But they’re not the only ones who want the Heart.

The Consultant’s Guild, an ancient order of spies and assassins, will stop at nothing to keep the world in chaos.
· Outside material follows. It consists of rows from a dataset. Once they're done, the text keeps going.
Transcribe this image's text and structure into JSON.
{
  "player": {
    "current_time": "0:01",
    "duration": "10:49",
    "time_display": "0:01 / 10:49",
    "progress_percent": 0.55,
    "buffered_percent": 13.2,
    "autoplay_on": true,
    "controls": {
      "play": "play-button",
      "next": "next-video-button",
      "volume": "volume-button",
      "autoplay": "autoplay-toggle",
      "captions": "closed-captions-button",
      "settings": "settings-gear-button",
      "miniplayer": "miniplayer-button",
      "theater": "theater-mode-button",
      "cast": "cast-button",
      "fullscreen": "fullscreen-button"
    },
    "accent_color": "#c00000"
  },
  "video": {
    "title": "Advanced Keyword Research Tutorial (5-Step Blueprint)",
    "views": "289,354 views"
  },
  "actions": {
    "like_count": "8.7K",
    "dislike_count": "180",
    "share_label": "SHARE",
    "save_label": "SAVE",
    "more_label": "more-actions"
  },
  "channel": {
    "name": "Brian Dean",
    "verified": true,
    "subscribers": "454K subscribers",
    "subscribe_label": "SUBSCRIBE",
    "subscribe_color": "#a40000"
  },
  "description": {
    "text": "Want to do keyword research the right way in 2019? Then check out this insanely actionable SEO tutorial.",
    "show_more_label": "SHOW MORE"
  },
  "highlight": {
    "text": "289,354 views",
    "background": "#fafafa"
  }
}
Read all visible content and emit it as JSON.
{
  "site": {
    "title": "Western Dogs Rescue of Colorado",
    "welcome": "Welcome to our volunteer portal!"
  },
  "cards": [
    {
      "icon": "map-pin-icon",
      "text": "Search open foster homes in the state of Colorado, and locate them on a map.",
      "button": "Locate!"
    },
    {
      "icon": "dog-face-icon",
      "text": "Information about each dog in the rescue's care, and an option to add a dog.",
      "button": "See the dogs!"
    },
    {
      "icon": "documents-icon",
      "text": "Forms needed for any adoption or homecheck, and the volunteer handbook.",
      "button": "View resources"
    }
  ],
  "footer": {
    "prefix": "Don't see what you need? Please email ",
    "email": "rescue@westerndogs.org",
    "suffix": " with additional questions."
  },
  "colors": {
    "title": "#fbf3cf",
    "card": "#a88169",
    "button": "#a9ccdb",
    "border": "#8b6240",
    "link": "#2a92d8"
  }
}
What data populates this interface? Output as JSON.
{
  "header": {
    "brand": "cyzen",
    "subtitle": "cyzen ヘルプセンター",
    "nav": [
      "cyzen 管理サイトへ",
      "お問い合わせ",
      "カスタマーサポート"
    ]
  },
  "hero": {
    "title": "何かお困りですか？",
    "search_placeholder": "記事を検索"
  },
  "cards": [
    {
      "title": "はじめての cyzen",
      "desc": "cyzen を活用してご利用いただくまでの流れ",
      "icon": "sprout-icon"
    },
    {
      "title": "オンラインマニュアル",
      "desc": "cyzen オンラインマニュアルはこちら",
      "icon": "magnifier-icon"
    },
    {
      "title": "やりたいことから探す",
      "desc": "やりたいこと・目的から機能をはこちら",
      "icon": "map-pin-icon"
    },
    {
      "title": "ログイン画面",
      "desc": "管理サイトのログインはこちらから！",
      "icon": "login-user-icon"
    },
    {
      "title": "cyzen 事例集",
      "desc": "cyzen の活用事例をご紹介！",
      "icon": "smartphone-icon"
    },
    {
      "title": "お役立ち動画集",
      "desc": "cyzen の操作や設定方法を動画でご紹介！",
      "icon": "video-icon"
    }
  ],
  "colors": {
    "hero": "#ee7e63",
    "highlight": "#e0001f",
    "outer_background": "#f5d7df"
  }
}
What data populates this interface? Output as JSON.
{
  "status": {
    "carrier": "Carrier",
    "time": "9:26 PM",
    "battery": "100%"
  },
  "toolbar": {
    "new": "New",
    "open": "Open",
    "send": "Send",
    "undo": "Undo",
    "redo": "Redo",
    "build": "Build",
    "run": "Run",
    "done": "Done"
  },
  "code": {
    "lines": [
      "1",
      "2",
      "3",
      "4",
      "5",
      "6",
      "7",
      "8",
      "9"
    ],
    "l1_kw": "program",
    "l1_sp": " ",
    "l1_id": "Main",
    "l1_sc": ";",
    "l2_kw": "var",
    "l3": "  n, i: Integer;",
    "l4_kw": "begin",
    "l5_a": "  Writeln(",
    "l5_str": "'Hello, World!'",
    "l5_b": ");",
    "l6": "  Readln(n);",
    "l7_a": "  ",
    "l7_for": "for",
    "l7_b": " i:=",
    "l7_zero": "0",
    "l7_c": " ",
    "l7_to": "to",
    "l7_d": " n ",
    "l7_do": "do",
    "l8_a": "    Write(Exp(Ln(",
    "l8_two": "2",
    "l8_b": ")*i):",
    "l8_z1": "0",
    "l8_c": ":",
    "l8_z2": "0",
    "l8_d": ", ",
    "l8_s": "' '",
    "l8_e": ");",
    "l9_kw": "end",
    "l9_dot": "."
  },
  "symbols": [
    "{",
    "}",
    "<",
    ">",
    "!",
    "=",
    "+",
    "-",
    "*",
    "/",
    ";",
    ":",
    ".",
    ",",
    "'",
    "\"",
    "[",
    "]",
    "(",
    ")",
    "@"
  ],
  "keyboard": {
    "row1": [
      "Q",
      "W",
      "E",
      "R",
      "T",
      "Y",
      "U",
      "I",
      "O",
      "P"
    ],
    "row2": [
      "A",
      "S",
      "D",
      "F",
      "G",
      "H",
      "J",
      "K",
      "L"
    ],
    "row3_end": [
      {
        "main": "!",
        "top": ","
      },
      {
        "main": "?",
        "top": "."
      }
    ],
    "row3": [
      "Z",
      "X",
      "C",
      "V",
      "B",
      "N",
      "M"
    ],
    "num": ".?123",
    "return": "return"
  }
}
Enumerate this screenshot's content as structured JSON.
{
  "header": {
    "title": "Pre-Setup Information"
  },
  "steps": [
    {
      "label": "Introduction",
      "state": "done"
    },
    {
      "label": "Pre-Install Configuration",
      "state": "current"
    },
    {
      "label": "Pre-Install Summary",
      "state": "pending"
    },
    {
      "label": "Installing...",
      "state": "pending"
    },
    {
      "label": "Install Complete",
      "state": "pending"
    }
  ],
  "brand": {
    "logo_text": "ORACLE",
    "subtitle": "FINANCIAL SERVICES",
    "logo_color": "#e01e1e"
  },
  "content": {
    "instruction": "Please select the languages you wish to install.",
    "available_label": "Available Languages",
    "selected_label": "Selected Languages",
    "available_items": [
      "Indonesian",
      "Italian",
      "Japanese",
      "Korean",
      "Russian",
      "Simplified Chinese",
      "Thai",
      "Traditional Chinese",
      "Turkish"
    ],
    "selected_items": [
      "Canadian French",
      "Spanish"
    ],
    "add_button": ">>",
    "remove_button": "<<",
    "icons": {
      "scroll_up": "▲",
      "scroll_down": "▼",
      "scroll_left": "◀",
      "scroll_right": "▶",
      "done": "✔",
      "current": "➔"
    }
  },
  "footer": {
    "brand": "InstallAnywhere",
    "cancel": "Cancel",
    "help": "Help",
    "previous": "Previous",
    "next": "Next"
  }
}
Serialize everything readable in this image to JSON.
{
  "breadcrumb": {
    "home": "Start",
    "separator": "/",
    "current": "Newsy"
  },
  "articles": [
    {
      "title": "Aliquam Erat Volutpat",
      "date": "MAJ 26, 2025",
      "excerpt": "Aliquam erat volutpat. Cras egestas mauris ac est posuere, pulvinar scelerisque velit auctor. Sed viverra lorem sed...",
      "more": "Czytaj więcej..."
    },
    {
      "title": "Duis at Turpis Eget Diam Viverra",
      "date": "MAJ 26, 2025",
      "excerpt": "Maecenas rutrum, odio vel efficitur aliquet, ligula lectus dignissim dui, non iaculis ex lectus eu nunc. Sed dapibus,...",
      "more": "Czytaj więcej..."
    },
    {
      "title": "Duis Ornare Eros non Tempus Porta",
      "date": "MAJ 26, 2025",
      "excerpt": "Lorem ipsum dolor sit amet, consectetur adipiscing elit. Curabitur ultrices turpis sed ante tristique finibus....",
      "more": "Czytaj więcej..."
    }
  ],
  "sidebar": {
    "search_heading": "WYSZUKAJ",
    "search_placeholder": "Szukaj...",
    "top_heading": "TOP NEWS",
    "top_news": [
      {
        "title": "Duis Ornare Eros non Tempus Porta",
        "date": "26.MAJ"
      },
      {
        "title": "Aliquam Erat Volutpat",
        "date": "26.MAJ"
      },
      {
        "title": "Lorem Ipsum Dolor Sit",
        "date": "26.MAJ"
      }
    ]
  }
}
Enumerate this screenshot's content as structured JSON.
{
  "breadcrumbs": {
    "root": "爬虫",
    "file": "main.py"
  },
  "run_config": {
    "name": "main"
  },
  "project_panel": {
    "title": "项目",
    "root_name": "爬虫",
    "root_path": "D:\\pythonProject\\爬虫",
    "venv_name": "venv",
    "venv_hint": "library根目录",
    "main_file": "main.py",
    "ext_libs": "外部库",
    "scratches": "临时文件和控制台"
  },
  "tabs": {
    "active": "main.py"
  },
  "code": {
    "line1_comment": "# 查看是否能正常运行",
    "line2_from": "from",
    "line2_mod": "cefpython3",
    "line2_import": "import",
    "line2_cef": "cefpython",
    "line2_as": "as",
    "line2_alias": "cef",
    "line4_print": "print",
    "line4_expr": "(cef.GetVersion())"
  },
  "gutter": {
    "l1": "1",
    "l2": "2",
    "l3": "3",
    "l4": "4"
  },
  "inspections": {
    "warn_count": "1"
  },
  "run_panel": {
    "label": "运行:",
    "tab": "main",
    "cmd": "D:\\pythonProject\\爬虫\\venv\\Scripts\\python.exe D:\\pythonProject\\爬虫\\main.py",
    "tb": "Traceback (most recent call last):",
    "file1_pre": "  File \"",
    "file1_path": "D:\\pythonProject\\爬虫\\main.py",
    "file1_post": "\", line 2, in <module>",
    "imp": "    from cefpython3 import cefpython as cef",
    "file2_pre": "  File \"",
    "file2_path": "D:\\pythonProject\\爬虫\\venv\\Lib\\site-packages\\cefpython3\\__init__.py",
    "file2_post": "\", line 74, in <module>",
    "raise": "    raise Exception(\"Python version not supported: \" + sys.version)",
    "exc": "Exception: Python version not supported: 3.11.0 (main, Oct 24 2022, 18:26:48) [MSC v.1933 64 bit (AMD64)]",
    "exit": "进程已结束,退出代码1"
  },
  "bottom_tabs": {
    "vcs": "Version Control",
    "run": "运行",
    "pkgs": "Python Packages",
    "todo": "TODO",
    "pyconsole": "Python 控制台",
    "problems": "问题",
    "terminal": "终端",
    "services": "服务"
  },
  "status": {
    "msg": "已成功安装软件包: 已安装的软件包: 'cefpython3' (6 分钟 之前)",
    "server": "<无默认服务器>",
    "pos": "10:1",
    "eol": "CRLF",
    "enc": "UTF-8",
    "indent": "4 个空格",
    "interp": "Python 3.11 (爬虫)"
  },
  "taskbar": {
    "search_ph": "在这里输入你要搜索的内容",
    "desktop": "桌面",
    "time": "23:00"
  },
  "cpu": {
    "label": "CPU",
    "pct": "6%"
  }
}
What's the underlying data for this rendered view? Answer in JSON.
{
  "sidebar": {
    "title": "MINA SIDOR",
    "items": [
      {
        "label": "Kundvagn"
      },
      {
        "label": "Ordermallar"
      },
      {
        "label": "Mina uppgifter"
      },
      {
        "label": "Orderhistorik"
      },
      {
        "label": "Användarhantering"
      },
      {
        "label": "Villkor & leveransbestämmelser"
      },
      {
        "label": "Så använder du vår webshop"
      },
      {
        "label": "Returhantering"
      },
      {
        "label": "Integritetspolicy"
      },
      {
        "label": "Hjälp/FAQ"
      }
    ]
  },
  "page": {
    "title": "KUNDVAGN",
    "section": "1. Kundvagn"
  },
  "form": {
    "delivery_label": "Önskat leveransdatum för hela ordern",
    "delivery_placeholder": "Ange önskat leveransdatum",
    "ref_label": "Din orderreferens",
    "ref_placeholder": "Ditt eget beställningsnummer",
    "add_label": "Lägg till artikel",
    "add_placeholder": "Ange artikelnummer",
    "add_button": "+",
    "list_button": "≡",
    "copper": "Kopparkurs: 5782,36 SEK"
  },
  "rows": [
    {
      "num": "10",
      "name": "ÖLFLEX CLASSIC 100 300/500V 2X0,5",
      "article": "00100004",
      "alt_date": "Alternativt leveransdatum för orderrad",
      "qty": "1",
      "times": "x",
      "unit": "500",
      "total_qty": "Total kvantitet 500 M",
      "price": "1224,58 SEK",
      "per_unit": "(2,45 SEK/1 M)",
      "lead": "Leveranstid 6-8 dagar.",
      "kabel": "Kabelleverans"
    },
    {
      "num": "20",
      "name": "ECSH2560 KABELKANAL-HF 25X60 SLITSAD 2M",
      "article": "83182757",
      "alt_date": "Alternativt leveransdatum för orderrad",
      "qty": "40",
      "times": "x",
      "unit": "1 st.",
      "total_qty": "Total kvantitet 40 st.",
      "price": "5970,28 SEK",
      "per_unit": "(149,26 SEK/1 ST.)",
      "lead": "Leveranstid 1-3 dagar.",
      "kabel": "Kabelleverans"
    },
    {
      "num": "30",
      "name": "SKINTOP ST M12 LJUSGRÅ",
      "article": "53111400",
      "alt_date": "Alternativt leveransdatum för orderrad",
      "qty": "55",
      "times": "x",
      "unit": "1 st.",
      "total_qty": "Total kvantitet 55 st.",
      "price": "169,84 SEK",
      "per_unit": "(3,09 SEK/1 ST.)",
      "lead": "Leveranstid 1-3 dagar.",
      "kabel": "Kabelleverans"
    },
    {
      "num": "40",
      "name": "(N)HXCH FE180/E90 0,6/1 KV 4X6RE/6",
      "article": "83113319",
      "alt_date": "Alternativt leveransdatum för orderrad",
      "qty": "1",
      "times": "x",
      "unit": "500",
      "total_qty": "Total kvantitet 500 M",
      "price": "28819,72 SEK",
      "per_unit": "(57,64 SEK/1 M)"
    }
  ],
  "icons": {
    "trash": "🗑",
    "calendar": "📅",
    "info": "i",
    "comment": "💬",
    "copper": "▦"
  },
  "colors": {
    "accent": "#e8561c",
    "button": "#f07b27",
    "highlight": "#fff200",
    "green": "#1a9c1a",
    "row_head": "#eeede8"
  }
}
They seek to destroy the Heart, and prevent the world from uniting under a single Emperor ever again.

On the seas, a man works to restore the dying Empire.

In the shadows, a woman seeks to destroy it.

In this series the author is doing something interesting – there is a complementary companion trilogy so that each book is effectively written twice, once each from the point of view of the main characters.  This book is from Calder’s point of view and the book Of Shadow and Sea tells the simultaneous story of the same events from the point of view of Shera, who is a minor character in this book.  It’s obviously kind of a stunt, but I find myself really looking forward to reading this book’s doppelganger.

I read this book through the Kindle Owners’ Lending Library, and I expect those books to be lower quality than ones that I’ve directly paid for.  This is generally true, but I’ve read some impressive exceptions.  In the past I’ve read The Traveler’s Gate Trilogy by this author through the Kindle Owners’ Lending Library and it had some very good parts let down in places by poor writing.  My impression of this book is much the same – there were parts at the beginning of the book that were a bit cringeworthy but the world building is really interesting and the interleaved flashback chapters were well done.

I have some issues with the end of the book.  It’s open-ended, which isn’t really surprising in the first book of a trilogy and didn’t annoy me much.  But on the other hand one of the things that happens at the end of the book is pretty far fetched considering the personalities the author has described being involved.